“I intend to support a more community focused working group,” said Alarcón, “that truly cares about the Southwest Museum and is not part of the old boys’ club. I mean that’s what it looks like when you present your motion to have all these other museums; it looks like the boys are going to get together and make decisions about museums. That’s not what’s going to happen. And so I urge you to be vigilant partners in working with Councilmember Reyes to do whatever you can to preserve the Southwest Museum.”
“I don’t believe the community can’t offer as much as other museums,” Alarcón said a month later. “I’d be in the community every day trying to hustle up support.”
Meanwhile, a steady stream of people arrived at the Southwest Museum Saturday, May 19 for the first opportunity to enter the museum since 2006. The Autry National Center has announced that it will open a small bit of the facility every Saturday.
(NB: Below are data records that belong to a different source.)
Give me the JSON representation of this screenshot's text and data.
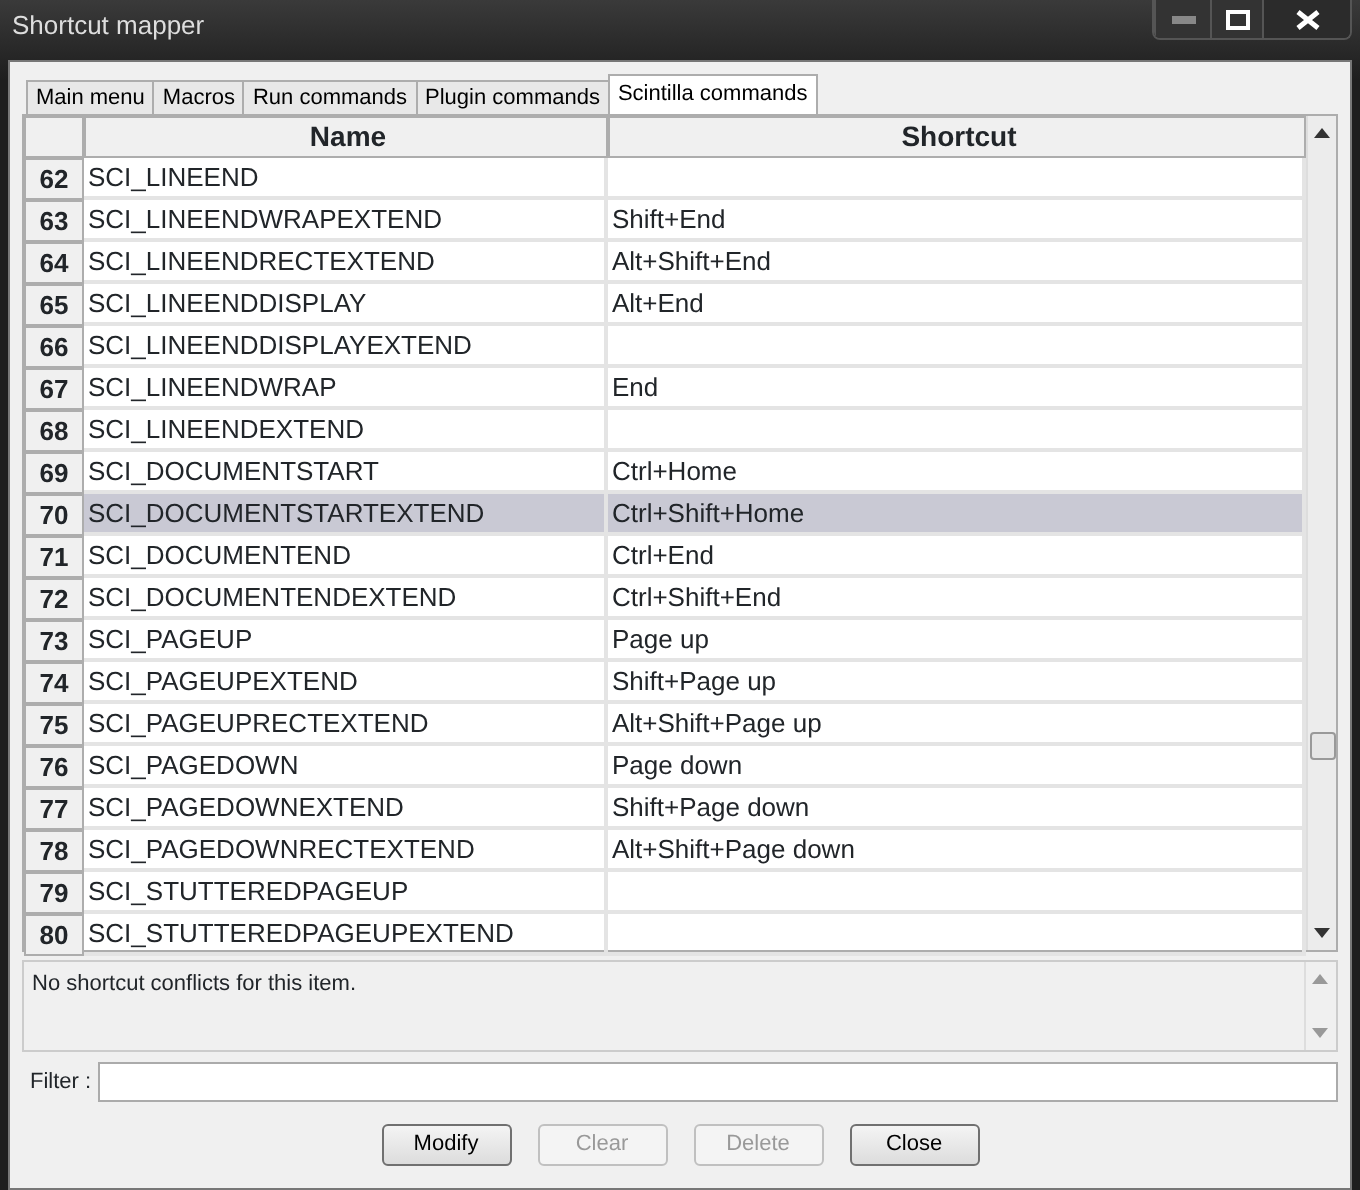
{
  "window": {
    "title": "Shortcut mapper"
  },
  "tabs": [
    {
      "label": "Main menu",
      "selected": false
    },
    {
      "label": "Macros",
      "selected": false
    },
    {
      "label": "Run commands",
      "selected": false
    },
    {
      "label": "Plugin commands",
      "selected": false
    },
    {
      "label": "Scintilla commands",
      "selected": true
    }
  ],
  "table": {
    "columns": [
      "Name",
      "Shortcut"
    ],
    "rows": [
      {
        "number": "62",
        "name": "SCI_LINEEND",
        "shortcut": "",
        "selected": false
      },
      {
        "number": "63",
        "name": "SCI_LINEENDWRAPEXTEND",
        "shortcut": "Shift+End",
        "selected": false
      },
      {
        "number": "64",
        "name": "SCI_LINEENDRECTEXTEND",
        "shortcut": "Alt+Shift+End",
        "selected": false
      },
      {
        "number": "65",
        "name": "SCI_LINEENDDISPLAY",
        "shortcut": "Alt+End",
        "selected": false
      },
      {
        "number": "66",
        "name": "SCI_LINEENDDISPLAYEXTEND",
        "shortcut": "",
        "selected": false
      },
      {
        "number": "67",
        "name": "SCI_LINEENDWRAP",
        "shortcut": "End",
        "selected": false
      },
      {
        "number": "68",
        "name": "SCI_LINEENDEXTEND",
        "shortcut": "",
        "selected": false
      },
      {
        "number": "69",
        "name": "SCI_DOCUMENTSTART",
        "shortcut": "Ctrl+Home",
        "selected": false
      },
      {
        "number": "70",
        "name": "SCI_DOCUMENTSTARTEXTEND",
        "shortcut": "Ctrl+Shift+Home",
        "selected": true
      },
      {
        "number": "71",
        "name": "SCI_DOCUMENTEND",
        "shortcut": "Ctrl+End",
        "selected": false
      },
      {
        "number": "72",
        "name": "SCI_DOCUMENTENDEXTEND",
        "shortcut": "Ctrl+Shift+End",
        "selected": false
      },
      {
        "number": "73",
        "name": "SCI_PAGEUP",
        "shortcut": "Page up",
        "selected": false
      },
      {
        "number": "74",
        "name": "SCI_PAGEUPEXTEND",
        "shortcut": "Shift+Page up",
        "selected": false
      },
      {
        "number": "75",
        "name": "SCI_PAGEUPRECTEXTEND",
        "shortcut": "Alt+Shift+Page up",
        "selected": false
      },
      {
        "number": "76",
        "name": "SCI_PAGEDOWN",
        "shortcut": "Page down",
        "selected": false
      },
      {
        "number": "77",
        "name": "SCI_PAGEDOWNEXTEND",
        "shortcut": "Shift+Page down",
        "selected": false
      },
      {
        "number": "78",
        "name": "SCI_PAGEDOWNRECTEXTEND",
        "shortcut": "Alt+Shift+Page down",
        "selected": false
      },
      {
        "number": "79",
        "name": "SCI_STUTTEREDPAGEUP",
        "shortcut": "",
        "selected": false
      },
      {
        "number": "80",
        "name": "SCI_STUTTEREDPAGEUPEXTEND",
        "shortcut": "",
        "selected": false
      }
    ]
  },
  "conflicts": {
    "text": "No shortcut conflicts for this item."
  },
  "filter": {
    "label": "Filter :"
  },
  "buttons": [
    {
      "label": "Modify",
      "disabled": false
    },
    {
      "label": "Clear",
      "disabled": true
    },
    {
      "label": "Delete",
      "disabled": true
    },
    {
      "label": "Close",
      "disabled": false
    }
  ]
}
The open area consisted basically of the space at the bottom of the stairs. What was available to be seen included eight display cases of miscellaneous artifacts ranging from arrowheads to storyteller figures, the ethno-botanic garden (which is in the midst of a rehab), mural paintings from the Santa Fe Indian School and glimpses through glass doors of former exhibit halls filled with cleaned and catalogued items from the collection.
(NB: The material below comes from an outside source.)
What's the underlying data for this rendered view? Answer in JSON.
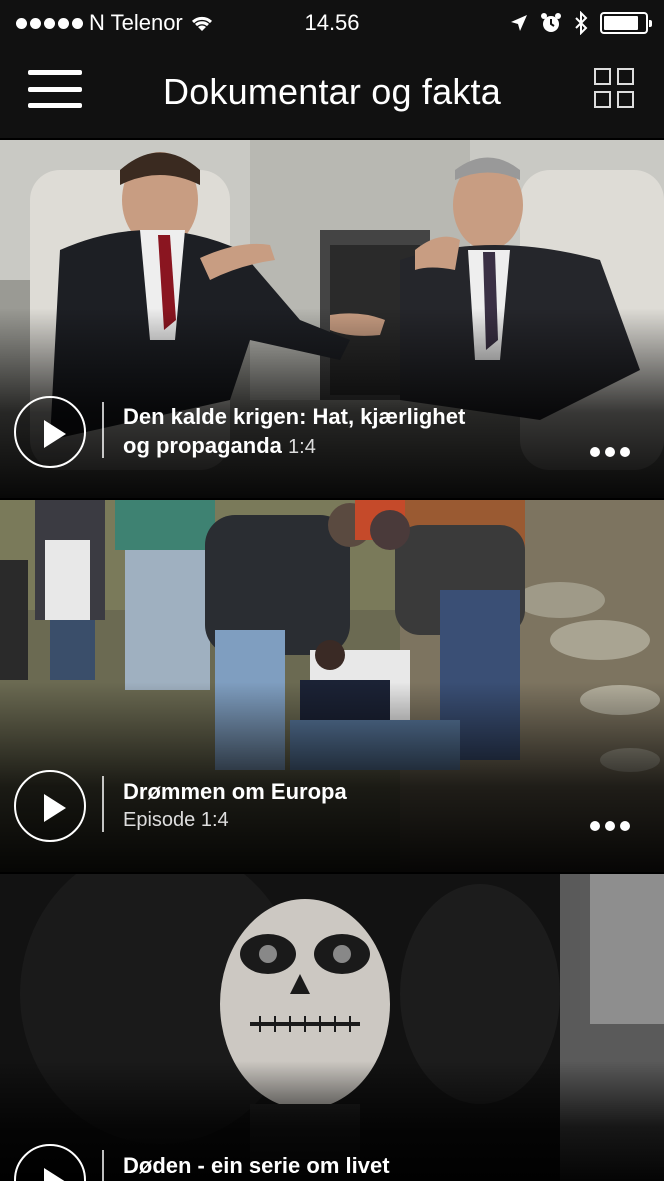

Arroyo Seco Neighborhood Council and Friends of the Southwest Museum member Ann Walnum pointed out that the dioramas of Native American life that used to line the tunnel into the museum—a feature that many Angelenos remember vividly from school trips to the museum—are still nowhere to be seen.
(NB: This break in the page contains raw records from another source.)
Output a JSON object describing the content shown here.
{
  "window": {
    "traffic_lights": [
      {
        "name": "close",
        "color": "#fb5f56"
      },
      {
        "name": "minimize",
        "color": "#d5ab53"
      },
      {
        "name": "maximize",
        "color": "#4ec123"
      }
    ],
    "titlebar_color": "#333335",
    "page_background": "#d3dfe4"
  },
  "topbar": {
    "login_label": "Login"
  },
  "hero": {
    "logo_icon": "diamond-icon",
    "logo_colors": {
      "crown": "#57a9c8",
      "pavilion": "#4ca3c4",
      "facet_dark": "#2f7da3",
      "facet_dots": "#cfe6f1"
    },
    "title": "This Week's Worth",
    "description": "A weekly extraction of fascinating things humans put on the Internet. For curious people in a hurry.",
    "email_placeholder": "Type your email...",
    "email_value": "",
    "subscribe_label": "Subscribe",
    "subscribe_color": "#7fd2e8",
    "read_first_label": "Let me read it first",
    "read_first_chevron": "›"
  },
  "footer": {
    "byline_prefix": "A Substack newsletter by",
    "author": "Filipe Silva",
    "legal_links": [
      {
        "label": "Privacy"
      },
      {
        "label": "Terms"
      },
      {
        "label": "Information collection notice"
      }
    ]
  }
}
According to Stan Moore of the Historic Highland Park Neighborhood Council and Friends of the Southwest Museum Coalition, the reason Autry’s decision to open a bit of the Southwest on Saturdays is that the Autry was at risk of losing $6+ million in grant money if the Southwest remained locked up tightly.
Regardless of the reason for the opening, Northeast L.A. residents welcomed the opportunity to connect with friends at the local historic landmark and welcomed the experience of the day in a spirit of optimism that someday enough of the facility will be open to officially qualify the site as a museum again.
In other Southwest Museum news, a ruling on a court case brought against the City of Los Angeles by the Mount Washington Homeowners Alliance and the Highland Park Heritage Trust is expected June 21. However, the judge has already indicated that the ruling will not go well for the community organizations. Spokespeople for the organizations are not commenting for the time being, as the ruling is not final, and as they have not yet had the opportunity to read the full decision.
The two organizations contend that a state-funded Autry renovation, undertaken in large part to display Southwest museum artifacts in Griffith Park, is subject to environmental review under the California Environmental Quality Act (CEQA). Neither the Los Angeles City Council nor the City’s Recreation and Parks Commissioners deemed a CEQA review to be necessary as they gave the go ahead to the Autry remodel on city parkland.
The review process, if required, would have led to a thorough vetting of a variety of impacts of the project on its local area and would have required putting forth alternatives to the remodel, including the possibility of maintaining the Southwest Museum as the collection’s home, an alternative deemed reasonable by noted preservation architect Brenda Levin at the time of the merger. The law suit accused the Autry of attempting to bury the Southwest Museum name–an action contrary to promises the Autry made in the 2003 merger agreement and contrary to the City’s own Northeast Los Angeles Community Plan. The case was filed in July of last year.